Work instructions: In which lines of the data does the string "EMPLOYEEID" appear? Copy every one.

Data extracts:
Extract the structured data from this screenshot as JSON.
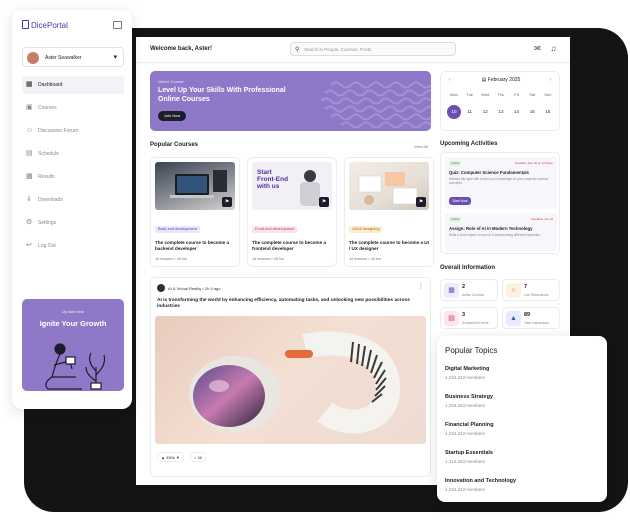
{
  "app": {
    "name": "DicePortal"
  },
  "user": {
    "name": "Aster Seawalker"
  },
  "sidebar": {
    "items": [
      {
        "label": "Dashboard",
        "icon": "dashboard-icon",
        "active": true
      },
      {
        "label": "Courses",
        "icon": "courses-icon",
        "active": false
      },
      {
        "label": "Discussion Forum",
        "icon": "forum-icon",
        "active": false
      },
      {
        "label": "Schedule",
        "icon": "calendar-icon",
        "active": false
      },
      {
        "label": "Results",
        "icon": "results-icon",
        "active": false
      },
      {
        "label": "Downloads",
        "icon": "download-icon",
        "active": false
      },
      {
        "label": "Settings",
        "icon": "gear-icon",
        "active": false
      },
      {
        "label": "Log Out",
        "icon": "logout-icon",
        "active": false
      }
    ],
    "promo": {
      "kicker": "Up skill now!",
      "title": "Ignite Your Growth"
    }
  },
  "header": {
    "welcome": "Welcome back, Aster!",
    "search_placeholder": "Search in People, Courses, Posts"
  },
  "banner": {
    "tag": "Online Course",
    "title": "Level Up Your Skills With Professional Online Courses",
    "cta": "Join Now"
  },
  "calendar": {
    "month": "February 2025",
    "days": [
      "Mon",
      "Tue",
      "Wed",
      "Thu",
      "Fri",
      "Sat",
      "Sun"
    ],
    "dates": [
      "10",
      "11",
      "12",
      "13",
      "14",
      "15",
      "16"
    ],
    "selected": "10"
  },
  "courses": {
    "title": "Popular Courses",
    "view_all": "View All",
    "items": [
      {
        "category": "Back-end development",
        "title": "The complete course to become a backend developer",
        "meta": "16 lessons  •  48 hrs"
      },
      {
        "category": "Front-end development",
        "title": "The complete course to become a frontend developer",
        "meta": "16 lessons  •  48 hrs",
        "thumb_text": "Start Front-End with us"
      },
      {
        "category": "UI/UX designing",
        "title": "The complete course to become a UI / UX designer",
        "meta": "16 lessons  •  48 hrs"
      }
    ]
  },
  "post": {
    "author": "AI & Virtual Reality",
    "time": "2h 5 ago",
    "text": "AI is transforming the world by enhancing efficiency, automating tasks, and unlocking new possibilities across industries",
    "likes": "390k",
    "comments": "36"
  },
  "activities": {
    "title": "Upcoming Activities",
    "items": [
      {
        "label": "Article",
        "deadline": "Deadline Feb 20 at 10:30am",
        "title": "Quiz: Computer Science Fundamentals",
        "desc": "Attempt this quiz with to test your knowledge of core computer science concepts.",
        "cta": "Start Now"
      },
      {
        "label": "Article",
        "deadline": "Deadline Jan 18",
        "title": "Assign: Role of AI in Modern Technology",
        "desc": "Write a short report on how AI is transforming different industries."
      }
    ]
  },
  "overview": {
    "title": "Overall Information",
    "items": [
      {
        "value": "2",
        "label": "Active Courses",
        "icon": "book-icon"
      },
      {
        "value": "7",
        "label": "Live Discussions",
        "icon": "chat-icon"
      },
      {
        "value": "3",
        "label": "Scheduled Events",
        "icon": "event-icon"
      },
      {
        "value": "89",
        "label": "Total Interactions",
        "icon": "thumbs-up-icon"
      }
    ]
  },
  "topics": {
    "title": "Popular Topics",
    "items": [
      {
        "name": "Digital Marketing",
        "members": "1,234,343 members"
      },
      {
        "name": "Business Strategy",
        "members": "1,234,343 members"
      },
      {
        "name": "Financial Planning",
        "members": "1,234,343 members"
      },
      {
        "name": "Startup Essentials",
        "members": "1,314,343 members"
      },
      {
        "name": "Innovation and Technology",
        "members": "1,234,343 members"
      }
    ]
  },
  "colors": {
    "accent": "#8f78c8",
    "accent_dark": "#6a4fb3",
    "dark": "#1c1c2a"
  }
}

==

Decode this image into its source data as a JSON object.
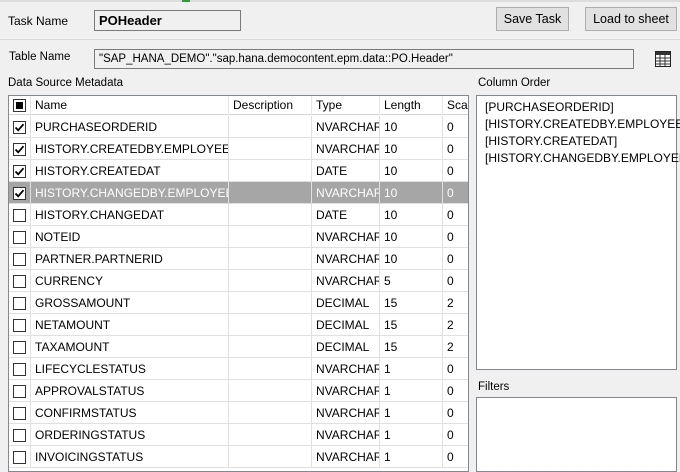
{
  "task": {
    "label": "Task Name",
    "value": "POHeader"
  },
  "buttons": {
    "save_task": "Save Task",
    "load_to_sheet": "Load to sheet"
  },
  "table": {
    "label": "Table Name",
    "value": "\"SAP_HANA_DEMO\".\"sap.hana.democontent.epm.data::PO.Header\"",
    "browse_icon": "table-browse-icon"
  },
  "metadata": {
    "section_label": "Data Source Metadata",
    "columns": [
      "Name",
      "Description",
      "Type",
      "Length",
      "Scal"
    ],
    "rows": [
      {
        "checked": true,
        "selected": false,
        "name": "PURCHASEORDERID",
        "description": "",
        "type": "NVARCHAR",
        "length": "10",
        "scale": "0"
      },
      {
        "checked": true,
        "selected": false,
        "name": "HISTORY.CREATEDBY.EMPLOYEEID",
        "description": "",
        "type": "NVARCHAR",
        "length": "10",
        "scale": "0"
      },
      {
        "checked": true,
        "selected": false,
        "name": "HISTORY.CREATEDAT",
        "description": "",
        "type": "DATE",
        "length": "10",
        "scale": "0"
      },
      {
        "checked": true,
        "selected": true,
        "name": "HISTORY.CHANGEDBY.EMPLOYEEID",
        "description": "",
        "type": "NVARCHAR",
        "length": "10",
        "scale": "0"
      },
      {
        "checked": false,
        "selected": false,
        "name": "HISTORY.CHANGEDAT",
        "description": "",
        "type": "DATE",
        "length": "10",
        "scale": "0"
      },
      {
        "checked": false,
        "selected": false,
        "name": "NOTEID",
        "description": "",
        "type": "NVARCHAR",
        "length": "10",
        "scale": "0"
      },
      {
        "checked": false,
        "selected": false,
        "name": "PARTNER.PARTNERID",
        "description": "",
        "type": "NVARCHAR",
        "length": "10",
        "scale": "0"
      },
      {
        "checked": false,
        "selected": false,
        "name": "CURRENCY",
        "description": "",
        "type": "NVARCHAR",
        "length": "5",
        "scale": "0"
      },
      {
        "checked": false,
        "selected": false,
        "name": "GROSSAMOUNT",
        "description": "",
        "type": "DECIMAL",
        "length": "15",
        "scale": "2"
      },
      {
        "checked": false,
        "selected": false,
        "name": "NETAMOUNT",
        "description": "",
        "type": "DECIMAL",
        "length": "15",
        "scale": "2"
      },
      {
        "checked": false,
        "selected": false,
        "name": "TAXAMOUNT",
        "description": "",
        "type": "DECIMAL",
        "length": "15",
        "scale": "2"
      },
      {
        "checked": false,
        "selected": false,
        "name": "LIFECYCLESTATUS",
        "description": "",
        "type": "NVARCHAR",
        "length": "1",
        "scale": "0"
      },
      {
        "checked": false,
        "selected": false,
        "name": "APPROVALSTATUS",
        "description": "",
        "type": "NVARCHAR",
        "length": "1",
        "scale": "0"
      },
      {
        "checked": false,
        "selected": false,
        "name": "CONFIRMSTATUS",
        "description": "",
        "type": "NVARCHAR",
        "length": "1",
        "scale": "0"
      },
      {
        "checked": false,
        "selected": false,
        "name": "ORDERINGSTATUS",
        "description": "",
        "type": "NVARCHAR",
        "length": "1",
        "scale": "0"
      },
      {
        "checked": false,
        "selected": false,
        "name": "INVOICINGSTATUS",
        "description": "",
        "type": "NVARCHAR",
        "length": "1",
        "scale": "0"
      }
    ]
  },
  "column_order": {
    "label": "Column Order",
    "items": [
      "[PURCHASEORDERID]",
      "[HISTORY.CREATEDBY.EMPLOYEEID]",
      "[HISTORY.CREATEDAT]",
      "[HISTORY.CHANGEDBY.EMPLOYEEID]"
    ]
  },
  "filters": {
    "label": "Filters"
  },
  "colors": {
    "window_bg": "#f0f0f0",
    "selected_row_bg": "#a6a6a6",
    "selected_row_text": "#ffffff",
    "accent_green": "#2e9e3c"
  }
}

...

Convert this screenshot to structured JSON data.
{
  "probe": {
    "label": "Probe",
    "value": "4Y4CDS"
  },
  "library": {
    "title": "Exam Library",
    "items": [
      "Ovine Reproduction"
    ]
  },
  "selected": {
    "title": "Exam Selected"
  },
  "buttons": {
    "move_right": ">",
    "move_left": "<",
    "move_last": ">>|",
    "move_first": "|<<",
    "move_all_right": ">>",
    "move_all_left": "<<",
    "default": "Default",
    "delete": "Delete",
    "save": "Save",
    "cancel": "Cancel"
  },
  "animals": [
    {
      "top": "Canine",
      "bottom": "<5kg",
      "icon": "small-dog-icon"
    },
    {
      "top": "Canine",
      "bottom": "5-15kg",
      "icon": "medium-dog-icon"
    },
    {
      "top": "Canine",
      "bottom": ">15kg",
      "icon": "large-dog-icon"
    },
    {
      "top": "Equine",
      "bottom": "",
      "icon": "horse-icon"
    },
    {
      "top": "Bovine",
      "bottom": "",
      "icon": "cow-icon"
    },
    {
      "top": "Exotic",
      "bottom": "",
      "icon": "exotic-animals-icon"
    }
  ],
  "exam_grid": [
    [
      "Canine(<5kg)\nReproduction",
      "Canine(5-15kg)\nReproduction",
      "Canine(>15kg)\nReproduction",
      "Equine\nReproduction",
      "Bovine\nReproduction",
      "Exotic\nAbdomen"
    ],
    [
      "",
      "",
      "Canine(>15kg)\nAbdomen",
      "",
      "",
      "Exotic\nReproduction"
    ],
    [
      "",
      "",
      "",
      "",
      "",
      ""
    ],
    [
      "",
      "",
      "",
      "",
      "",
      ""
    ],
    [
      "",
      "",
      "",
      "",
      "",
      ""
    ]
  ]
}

Exercise response:
        "name": "HISTORY.CREATEDBY.EMPLOYEEID",
        "name": "HISTORY.CHANGEDBY.EMPLOYEEID",
      "[HISTORY.CREATEDBY.EMPLOYEEID]",
      "[HISTORY.CHANGEDBY.EMPLOYEEID]"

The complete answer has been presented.